The tattered paper with old-fashioned handwriting slanting across the page is a reminder of an era when letters were the basis of all communication.
The letter is believed to be written by a young soldier during World War I, between 1914 and 1918, making it at least 95 years old.
The letter consists of a poem with multiple verses in which the soldier in service attempts to describe the hardship experienced, but still reassure his mother of his safe homecoming.
"We shall not be long in coming home, to Mother dear; home to you," he wrote.
Mr Porter enlisted in the Royal Australian Navy at 17 and served for nine years from 1958 to 1967.
Now at 72 years of age, he still recalls his travels around Australia and the world on the navy ships - being away for months and months at a time.
Mr Porter said when he discovered the letter he felt a glow of pride and could relate to the young soldier.
"I know what it's like to have served your country and to miss loved ones," he said.
With Anzac Day just around the corner, he urged people in the community to stop, remember and respect those who are currently and have previously served for our country.

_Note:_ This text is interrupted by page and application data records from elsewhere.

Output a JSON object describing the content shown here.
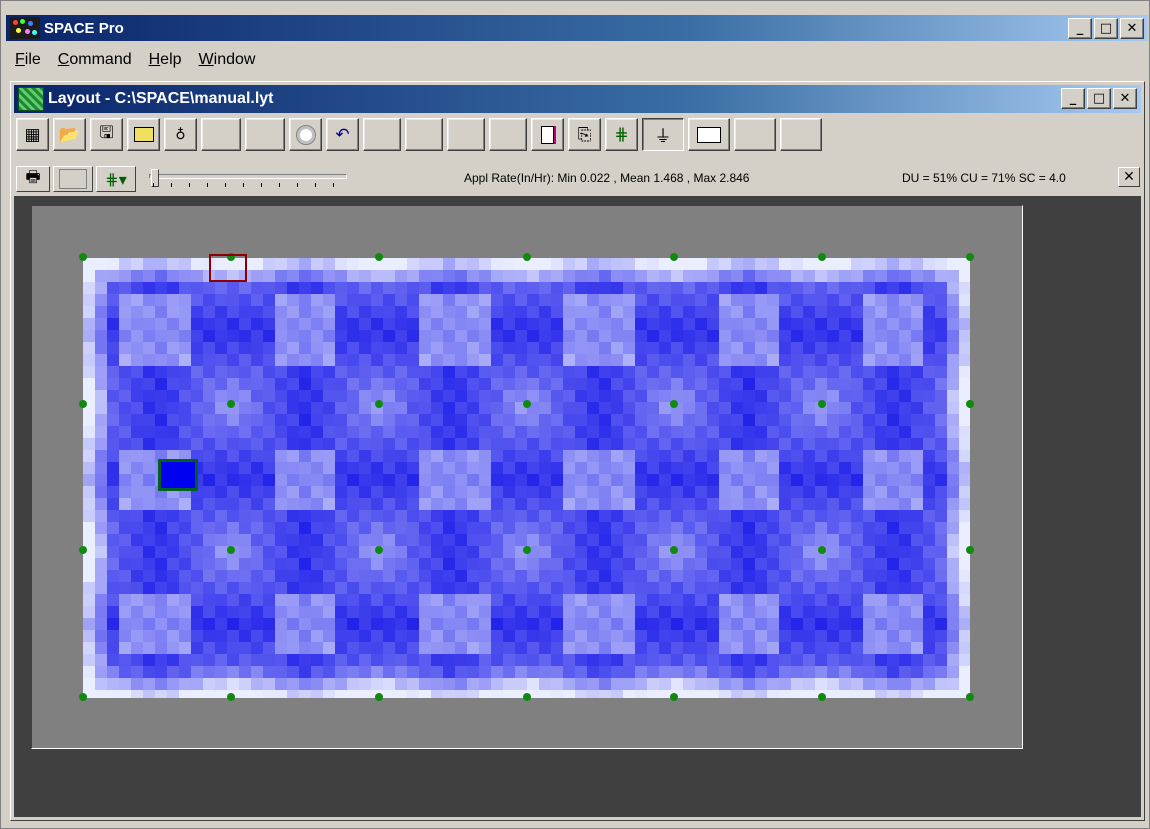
{
  "app": {
    "title": "SPACE Pro",
    "window_buttons": [
      "_",
      "□",
      "✕"
    ]
  },
  "menu": {
    "items": [
      {
        "label": "File",
        "access_key": "F"
      },
      {
        "label": "Command",
        "access_key": "C"
      },
      {
        "label": "Help",
        "access_key": "H"
      },
      {
        "label": "Window",
        "access_key": "W"
      }
    ]
  },
  "layout_window": {
    "title": "Layout - C:\\SPACE\\manual.lyt"
  },
  "toolbar": {
    "icons": [
      "grid-icon",
      "open-folder-icon",
      "save-disk-icon",
      "folder-icon",
      "sprinkler-select-icon",
      "blank",
      "blank",
      "timer-icon",
      "undo-icon",
      "blank",
      "blank",
      "blank",
      "blank",
      "page-icon",
      "copy-icon",
      "spacing-grid-icon",
      "catch-can-icon",
      "preview-icon",
      "blank",
      "blank"
    ]
  },
  "status": {
    "appl_rate": "Appl Rate(In/Hr): Min 0.022 , Mean 1.468 , Max 2.846",
    "uniformity": "DU = 51% CU = 71% SC = 4.0",
    "close_label": "✕",
    "scale_slider_fraction": 0.0
  },
  "colors": {
    "titlebar_start": "#0a246a",
    "titlebar_end": "#a6caf0",
    "sprinkler": "#0f8a0f",
    "selection_red": "#8b0000",
    "selection_green": "#006020",
    "workspace_bg": "#404040",
    "frame_bg": "#808080"
  },
  "layout": {
    "sprinkler_rows": 4,
    "sprinkler_cols": 7
  }
}
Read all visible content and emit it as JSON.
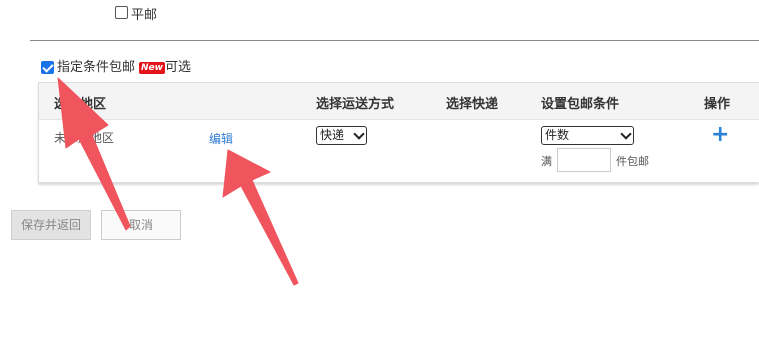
{
  "top_option": {
    "label": "平邮",
    "checked": false
  },
  "free_shipping": {
    "label": "指定条件包邮",
    "badge": "New",
    "suffix": "可选",
    "checked": true
  },
  "table": {
    "headers": {
      "region": "选择地区",
      "transport": "选择运送方式",
      "express": "选择快递",
      "condition": "设置包邮条件",
      "action": "操作"
    },
    "row": {
      "region_value": "未添加地区",
      "edit_link": "编辑",
      "transport_value": "快递",
      "condition_value": "件数",
      "full_prefix": "满",
      "full_input_value": "",
      "full_suffix": "件包邮",
      "add_symbol": "+"
    }
  },
  "buttons": {
    "save": "保存并返回",
    "cancel": "取消"
  },
  "colors": {
    "accent": "#2e7bd3",
    "arrow": "#f0545c",
    "badge": "#e4141b"
  }
}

He intends to donate the letter to the Rockhampton and District Historical Society to add to their collection of artefacts housed in the former Borough Chambers in North Rockhampton.
Update your news preferences and get the latest news delivered to your inbox.